Just as resistance can be described as a structure, in turn, media can also embody "a form of resistance that is interesting when pondering the operation of the paradigmatic forces operating within the overall paradigm of resistance and the interrelationship among the components." Abdelal thus shows that resistance media is a conglomeration of different tactics which also legitimises the rhetoric of resistance in concordance with necessary action. From graffiti, to leaflets, sermons, rallies, television, radio and social media, the collective struggle within a particular context is perpetually present and creates a consistency that lends resistance an identity which is both essential and legitimate.
Indeed, given that Palestinian resistance is guaranteed by international law, international humanitarian law and the Geneva Conventions, Hamas has managed to provide a comprehensive articulation despite Israeli and international media manipulation of the movement. For Hamas, therefore, resistance media is also a form of counter-psychological warfare. The objectives of resistant media as employed by Hamas are to mobilise public opinion in favour of resistance, and also to disseminate the same to Hamas members, Palestinians, Arabs and Muslims, as well as influence international and Israeli public opinion.

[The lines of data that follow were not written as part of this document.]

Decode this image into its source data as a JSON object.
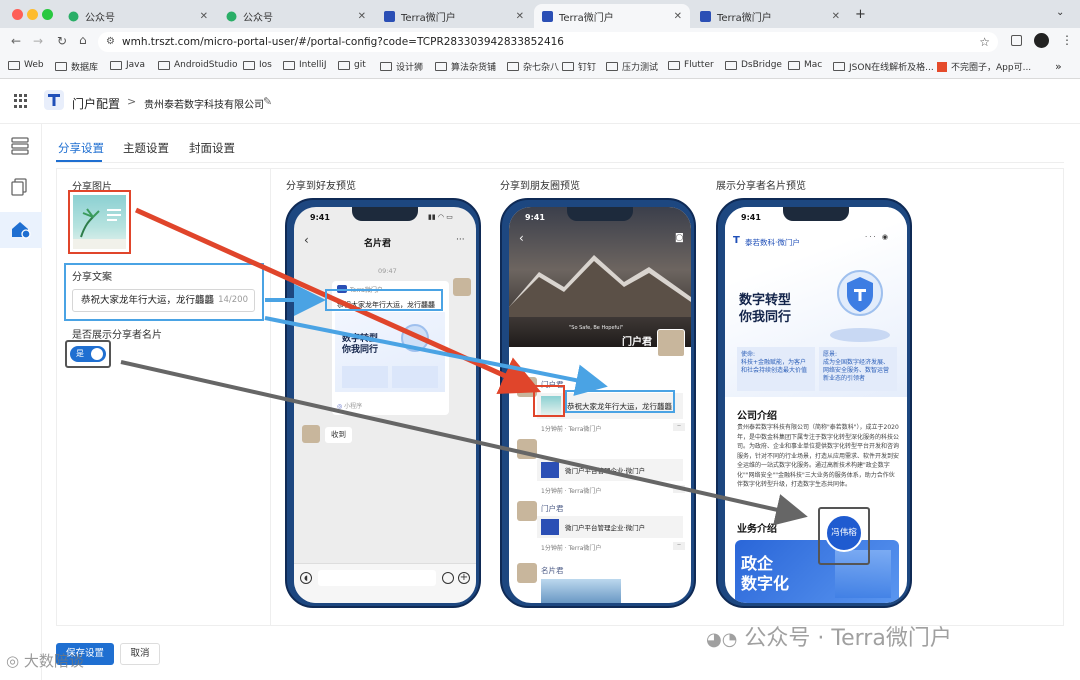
{
  "browser": {
    "tabs": [
      "公众号",
      "公众号",
      "Terra微门户",
      "Terra微门户",
      "Terra微门户"
    ],
    "new_tab": "+",
    "url": "wmh.trszt.com/micro-portal-user/#/portal-config?code=TCPR283303942833852416",
    "bookmarks": [
      "Web",
      "数据库",
      "Java",
      "AndroidStudio",
      "Ios",
      "IntelliJ",
      "git",
      "设计狮",
      "算法杂货铺",
      "杂七杂八",
      "钉钉",
      "压力测试",
      "Flutter",
      "DsBridge",
      "Mac",
      "JSON在线解析及格...",
      "不完圈子，App可..."
    ],
    "more": "»",
    "colors": {
      "tabbar": "#dfe3e8",
      "toolbar": "#f6f7f9"
    }
  },
  "app": {
    "title": "门户配置",
    "breadcrumb_sep": ">",
    "company": "贵州泰若数字科技有限公司",
    "tabs": [
      "分享设置",
      "主题设置",
      "封面设置"
    ],
    "accent": "#1f6fd1"
  },
  "form": {
    "share_image_label": "分享图片",
    "share_copy_label": "分享文案",
    "share_copy_value": "恭祝大家龙年行大运，龙行龘龘",
    "share_copy_count": "14/200",
    "show_card_label": "是否展示分享者名片",
    "toggle_text": "是",
    "save_button": "保存设置",
    "cancel_button": "取消"
  },
  "preview1": {
    "label": "分享到好友预览",
    "time": "9:41",
    "chat_title": "名片君",
    "msg_time": "09:47",
    "card_brand": "Terra微门户",
    "card_text": "恭祝大家龙年行大运，龙行龘龘",
    "card_headline": "数字转型\n你我同行",
    "mini_program": "小程序",
    "reply": "收到"
  },
  "preview2": {
    "label": "分享到朋友圈预览",
    "time": "9:41",
    "cover_name": "门户君",
    "cover_quote": "\"So Safe, Be Hopeful\"",
    "post_name": "门户君",
    "post_text": "恭祝大家龙年行大运，龙行龘龘",
    "post_meta": "1分钟前 · Terra微门户",
    "feeds": [
      {
        "text": "微门户平台管理企业·微门户",
        "meta": "1分钟前 · Terra微门户"
      },
      {
        "name": "门户君",
        "text": "微门户平台管理企业·微门户",
        "meta": "1分钟前 · Terra微门户"
      },
      {
        "name": "名片君"
      }
    ]
  },
  "preview3": {
    "label": "展示分享者名片预览",
    "time": "9:41",
    "logo": "泰若数科·微门户",
    "headline1": "数字转型",
    "headline2": "你我同行",
    "mission_label": "使命:",
    "mission": "科技+金融赋能，为客户和社会持续创造最大价值",
    "vision_label": "愿景:",
    "vision": "成为全国数字经济发展、网络安全服务、数智运营新业态的引领者",
    "intro_title": "公司介绍",
    "intro_text": "贵州泰若数字科技有限公司（简称\"泰若数科\"），成立于2020年，是中数金科集团下属专注于数字化转型深化服务的科技公司。为政府、企业和事业单位提供数字化转型平台开发和咨询服务，针对不同的行业场景，打造从应用需求、软件开发到安全运维的一站式数字化服务。通过高新技术构建\"政企数字化\"\"网络安全\"\"金融科技\"三大业务的服务体系，助力合作伙伴数字化转型升级，打造数字生态共同体。",
    "business_title": "业务介绍",
    "banner_line1": "政企",
    "banner_line2": "数字化",
    "badge_name": "冯伟榕"
  },
  "watermark": {
    "text": "公众号 · Terra微门户",
    "corner": "大数陪谈"
  }
}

Abdelal also makes an important observation of how Hamas shares characteristics with other resistance movements, yet has shaped its discourse to directly address the Palestinian reality, mainly through use of religious and ideological discourse which is relevant to Palestinian society. Hence the creation of slogans which echo those of other revolutionary movements, yet still harbour a distinct difference.

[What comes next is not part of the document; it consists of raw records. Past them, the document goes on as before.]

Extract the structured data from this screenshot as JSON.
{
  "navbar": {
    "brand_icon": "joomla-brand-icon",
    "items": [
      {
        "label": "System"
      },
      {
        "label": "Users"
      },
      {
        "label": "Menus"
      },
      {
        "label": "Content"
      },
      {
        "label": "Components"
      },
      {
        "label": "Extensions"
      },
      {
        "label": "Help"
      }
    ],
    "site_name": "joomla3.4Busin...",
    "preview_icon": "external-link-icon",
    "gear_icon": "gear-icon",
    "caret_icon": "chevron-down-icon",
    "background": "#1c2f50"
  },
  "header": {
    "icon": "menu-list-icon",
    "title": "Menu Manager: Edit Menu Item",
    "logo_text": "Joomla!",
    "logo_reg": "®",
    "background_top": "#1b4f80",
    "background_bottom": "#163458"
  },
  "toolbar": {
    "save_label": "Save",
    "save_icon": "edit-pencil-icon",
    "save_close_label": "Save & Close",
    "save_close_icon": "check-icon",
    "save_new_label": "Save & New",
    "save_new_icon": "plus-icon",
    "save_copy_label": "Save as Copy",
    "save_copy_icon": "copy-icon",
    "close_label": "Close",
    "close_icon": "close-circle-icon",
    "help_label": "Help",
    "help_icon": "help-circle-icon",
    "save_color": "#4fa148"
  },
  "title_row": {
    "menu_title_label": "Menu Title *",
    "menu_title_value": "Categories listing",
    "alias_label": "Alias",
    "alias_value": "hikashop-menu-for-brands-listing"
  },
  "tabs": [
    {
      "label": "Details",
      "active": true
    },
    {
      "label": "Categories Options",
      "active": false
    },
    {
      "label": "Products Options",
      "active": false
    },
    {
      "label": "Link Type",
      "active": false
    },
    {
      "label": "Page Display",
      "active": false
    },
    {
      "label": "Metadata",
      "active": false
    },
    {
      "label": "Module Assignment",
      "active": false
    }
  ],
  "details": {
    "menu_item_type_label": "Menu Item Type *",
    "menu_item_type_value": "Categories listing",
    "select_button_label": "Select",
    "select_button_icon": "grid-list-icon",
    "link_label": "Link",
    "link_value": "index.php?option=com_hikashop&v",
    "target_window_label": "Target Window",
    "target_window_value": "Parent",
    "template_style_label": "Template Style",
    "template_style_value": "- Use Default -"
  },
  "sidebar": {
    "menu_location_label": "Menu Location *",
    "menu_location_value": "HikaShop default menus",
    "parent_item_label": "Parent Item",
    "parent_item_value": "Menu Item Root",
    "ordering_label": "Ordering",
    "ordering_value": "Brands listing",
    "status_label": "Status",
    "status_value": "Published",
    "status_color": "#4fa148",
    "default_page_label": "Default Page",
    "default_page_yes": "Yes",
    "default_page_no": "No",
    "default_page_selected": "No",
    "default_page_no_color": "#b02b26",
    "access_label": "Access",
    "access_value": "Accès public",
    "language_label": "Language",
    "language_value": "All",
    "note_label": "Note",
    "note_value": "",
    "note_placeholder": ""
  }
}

While strategies and objectives evolved according to political events, it is clear that Hamas' all-encompassing approach is clear to Israel, particularly when it comes to the incorporation of education as a principal component of resistance media. The targeting of Hamas infrastructure, aided by the PA in its refusal to grant media permits in previous years, is easily envisaged, given the level of coordination between the PA and Israel. However, the targeting of educational institutions by Israel is also proof of how Hamas' emphasis on education as preparation for the continuation of resistance is perceived by Israel as a massive threat and brings into play the juxtaposition of Palestinian memory against the fabricated Israeli history.
Throughout its evolution, Hamas has insisted that the land of historic Palestine is the aim of the resistance. In recent years, this message has become diluted, partly also due to the fact that Hamas has had to function as a political entity, albeit one that is internationally ostracised. Its approach to resistance media has therefore also become impacted by the changes which Hamas has had to incorporate.

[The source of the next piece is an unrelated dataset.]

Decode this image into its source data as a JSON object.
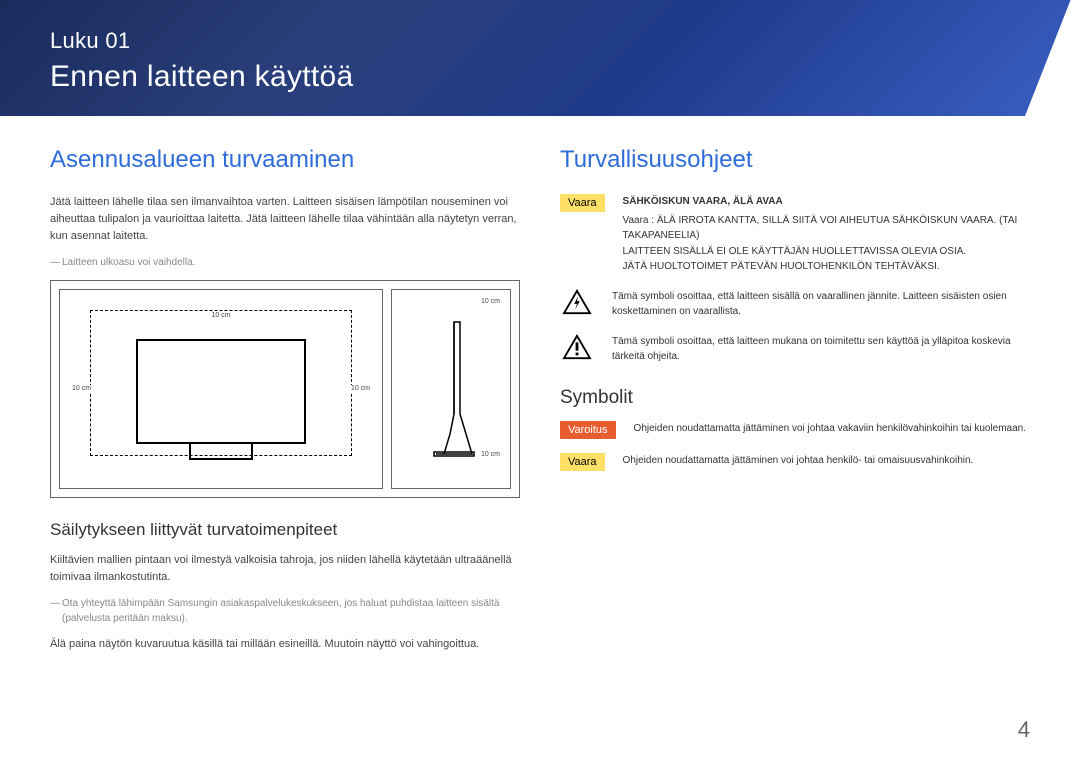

A thoroughly recommended read, this book is a treasure of detail and analysis. Abdelal's discussion of Hamas and its use of resistance media paves the way for increased understanding of the Palestinian context, contributing to further realisation as to why the international community it so intent on generating alienation when it comes to Palestine. The international community has displaced attention from Palestinians to Hamas as part of its manipulation. By applying skilful analysis and awareness, Abdelal shows how Hamas has managed to counter the hegemonic agenda by focusing attention upon Palestinians.